This incisive and compelling biography from Ronan Fanning, who is Professor Emeritus of Modern History at UCD has been on the shelves since late last year (with no paperback in sight as yet.) However, as Easter 2016 approaches, the interest in this iconic figure who was born in 1882 will not wane, as de Valera’s role during Easter Week 1916 is looked at anew and his often controversial career is reviewed in various fora and conferences.
An action movie is hardly a starting point when it comes to discussion of the actual facts, but curiously there is no reference in the index to Neil Jordan’s fine film, Michael Collins. That dramatic work helped elevate the status in the popular consciousness of its eponymous subject somewhat to the detriment of the reputation of his one-time comrade in arms.
Historian Diarmaid Ferriter did refer to Michael Collins in his book, A Nation and Not a Rabble. “The film did much to promote the myth of Collins at the expense of others, most notably Éamon de Valera, and the film was almost cartoonish in its depiction of heroes and villains,” writes Ferriter. Whatever about the influence of a popular film, de Valera was certainly a divisive figure in a divisive era, the post-Civil War years, which last essentially throughout his 50 years in Irish public life, as Taoiseach and as President.
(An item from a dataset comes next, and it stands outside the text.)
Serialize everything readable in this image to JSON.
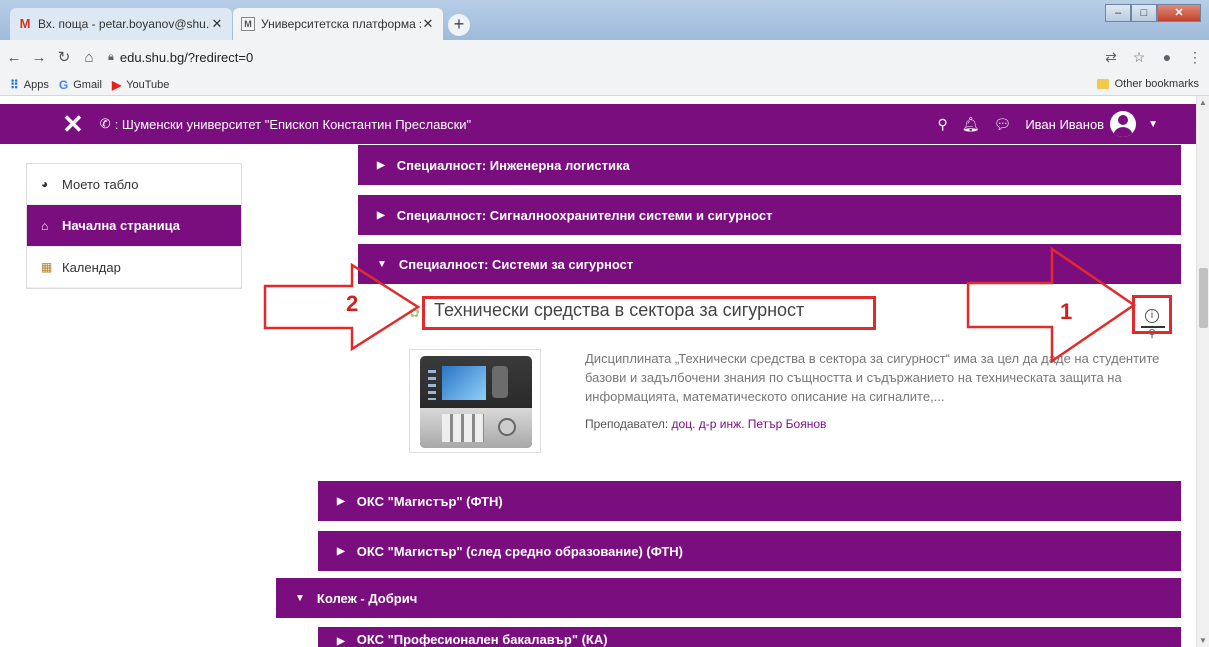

But then movers and shakers are rarely not divisive.
The founder of Fianna Fáil had his fanatical supporters the length and breadth of the state and indeed in his native USA, but his rejection of the Anglo-Irish Treaty of December 1921 and the blame attached to him for the Civil War alienated a large swathe of the body politic.
Over three decades after the Civil War ended in 1922, the matter of shares in the Irish Press group led to further controversy, when TD Noel Browne laid charges of nepotism and corruption before him as Taoiseach. In 1958, the National Progressive Democrats founder moved a private member’s motion in the Dáil declaring that de Valera occupied "a position which could be reasonably regarded as interfering or being incompatible with the full and proper discharge by him of the duties of his office." The controversy had its beginnings 30 years earlier in 1927, when several million dollars worth of bonds were signed over to de Valera to set up The Irish Press.
In any case, the 1958 debate was adjourned and what Fanning calls a "squalid story" moved off the agenda when de Valera announced on January 14, 1959 that he was stepping down as Taoiseach. He was subsequently Uachtarán or President of Ireland for a period of 14 years until his death at 92 years of age in 1975.
Fanning casts a sober eye on the legacy, referring to a powerful but blinkered vision, while noting on the plus side how he did in effect persuade the majority of republican acitivists to accept democracy after the Civil War. De Valera’s Ireland, he rightly argues, is a phrase too often used perjoratively as a handy catch-phrase for social, economic and cultural backwardness. "Many historians and political scientists, preoccupied with social and economic history rather than with political history, focus less on his achievements than what he did not try to achieve," the historian perceptively observes.
The expert consensus - and one shared by the author himself - is that de Valera’s greatest years were between 1932 and 1948, years he was himself not much interested in exploring in hindsight. Ultimately, despite the flaws, Fanning considers the Long Fellow to have been a brilliant, clever diplomat , and "architect of the Irish state."